Component data from apps and pages
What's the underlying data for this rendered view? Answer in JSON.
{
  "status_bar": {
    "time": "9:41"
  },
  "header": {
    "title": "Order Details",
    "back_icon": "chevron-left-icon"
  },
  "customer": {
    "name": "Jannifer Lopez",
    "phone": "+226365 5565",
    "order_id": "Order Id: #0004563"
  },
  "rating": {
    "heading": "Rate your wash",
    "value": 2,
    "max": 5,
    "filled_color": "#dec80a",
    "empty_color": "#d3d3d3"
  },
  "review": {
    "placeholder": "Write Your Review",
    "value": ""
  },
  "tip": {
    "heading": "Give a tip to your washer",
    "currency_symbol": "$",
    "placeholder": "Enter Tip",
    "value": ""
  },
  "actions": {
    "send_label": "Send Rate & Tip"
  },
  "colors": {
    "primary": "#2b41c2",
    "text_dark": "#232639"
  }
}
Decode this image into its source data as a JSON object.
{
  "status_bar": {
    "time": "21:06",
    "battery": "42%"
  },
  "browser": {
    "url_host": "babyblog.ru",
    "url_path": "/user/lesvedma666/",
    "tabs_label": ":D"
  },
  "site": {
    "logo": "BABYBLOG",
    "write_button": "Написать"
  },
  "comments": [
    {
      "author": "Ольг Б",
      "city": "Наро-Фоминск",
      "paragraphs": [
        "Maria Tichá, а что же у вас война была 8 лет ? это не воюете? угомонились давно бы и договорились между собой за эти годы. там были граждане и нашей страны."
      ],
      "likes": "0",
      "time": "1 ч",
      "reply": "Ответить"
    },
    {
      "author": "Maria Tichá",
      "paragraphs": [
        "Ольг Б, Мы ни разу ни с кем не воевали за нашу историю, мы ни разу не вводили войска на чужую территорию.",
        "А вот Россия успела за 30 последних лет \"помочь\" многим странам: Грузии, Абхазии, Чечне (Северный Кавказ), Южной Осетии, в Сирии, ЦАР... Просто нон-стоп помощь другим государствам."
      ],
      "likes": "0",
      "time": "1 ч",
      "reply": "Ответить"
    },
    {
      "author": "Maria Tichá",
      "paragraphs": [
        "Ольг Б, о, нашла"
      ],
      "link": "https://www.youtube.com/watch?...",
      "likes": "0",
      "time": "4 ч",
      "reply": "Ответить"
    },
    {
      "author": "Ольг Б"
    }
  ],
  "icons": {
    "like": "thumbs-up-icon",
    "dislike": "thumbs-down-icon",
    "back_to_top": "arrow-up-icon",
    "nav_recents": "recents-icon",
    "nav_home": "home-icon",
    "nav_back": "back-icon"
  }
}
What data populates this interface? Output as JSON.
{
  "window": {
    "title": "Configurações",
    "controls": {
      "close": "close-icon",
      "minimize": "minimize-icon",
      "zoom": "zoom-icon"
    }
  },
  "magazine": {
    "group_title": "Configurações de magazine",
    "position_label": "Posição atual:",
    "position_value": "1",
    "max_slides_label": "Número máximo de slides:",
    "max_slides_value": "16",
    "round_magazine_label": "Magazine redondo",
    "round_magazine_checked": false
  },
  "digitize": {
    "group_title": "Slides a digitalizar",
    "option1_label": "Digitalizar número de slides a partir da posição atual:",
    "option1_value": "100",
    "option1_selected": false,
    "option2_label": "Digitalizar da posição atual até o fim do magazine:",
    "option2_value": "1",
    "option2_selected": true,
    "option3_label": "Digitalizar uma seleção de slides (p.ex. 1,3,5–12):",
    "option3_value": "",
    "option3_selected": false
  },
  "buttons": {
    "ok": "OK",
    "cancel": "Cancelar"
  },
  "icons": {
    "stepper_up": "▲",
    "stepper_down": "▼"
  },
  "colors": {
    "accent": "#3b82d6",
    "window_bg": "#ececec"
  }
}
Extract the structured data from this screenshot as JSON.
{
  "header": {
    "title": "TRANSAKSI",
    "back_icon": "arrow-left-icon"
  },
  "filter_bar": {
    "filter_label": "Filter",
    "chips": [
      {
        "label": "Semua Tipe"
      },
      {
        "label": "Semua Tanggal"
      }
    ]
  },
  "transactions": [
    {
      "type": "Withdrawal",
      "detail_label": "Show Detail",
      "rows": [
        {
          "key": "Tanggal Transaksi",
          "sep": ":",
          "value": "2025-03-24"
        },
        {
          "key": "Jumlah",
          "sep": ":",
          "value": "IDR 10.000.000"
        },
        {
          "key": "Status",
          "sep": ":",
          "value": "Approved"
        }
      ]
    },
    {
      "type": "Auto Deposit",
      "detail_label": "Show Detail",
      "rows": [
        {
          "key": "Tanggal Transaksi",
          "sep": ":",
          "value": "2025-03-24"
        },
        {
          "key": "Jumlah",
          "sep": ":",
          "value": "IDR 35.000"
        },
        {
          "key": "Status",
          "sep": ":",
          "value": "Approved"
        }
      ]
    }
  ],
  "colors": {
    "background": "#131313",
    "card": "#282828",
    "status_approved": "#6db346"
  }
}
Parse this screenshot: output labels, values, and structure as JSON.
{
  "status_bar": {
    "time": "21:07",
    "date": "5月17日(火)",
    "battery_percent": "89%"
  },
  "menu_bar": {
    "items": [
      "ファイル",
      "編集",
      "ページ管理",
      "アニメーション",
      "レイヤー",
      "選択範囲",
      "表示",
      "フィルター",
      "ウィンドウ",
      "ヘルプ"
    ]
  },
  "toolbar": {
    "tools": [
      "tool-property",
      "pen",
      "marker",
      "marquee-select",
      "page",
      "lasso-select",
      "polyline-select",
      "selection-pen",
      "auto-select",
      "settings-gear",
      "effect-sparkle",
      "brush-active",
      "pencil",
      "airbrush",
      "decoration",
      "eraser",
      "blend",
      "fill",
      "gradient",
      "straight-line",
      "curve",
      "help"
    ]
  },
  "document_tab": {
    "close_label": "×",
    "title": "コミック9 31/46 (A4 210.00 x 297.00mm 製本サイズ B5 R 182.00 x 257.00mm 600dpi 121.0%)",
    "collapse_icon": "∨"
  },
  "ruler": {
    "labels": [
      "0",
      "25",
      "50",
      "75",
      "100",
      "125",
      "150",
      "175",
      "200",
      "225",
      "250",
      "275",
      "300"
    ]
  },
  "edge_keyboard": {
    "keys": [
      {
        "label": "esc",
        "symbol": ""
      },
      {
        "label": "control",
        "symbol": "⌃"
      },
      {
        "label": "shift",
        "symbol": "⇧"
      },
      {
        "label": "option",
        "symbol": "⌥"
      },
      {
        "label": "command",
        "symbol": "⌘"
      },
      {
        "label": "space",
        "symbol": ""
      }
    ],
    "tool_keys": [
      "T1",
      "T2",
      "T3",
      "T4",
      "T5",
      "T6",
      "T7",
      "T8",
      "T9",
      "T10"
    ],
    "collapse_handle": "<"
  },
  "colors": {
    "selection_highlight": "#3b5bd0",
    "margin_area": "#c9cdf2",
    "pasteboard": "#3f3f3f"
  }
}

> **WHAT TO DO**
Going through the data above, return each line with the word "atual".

> **SOLUTION BELOW**
    "position_label": "Posição atual:",
    "option1_label": "Digitalizar número de slides a partir da posição atual:",
    "option2_label": "Digitalizar da posição atual até o fim do magazine:",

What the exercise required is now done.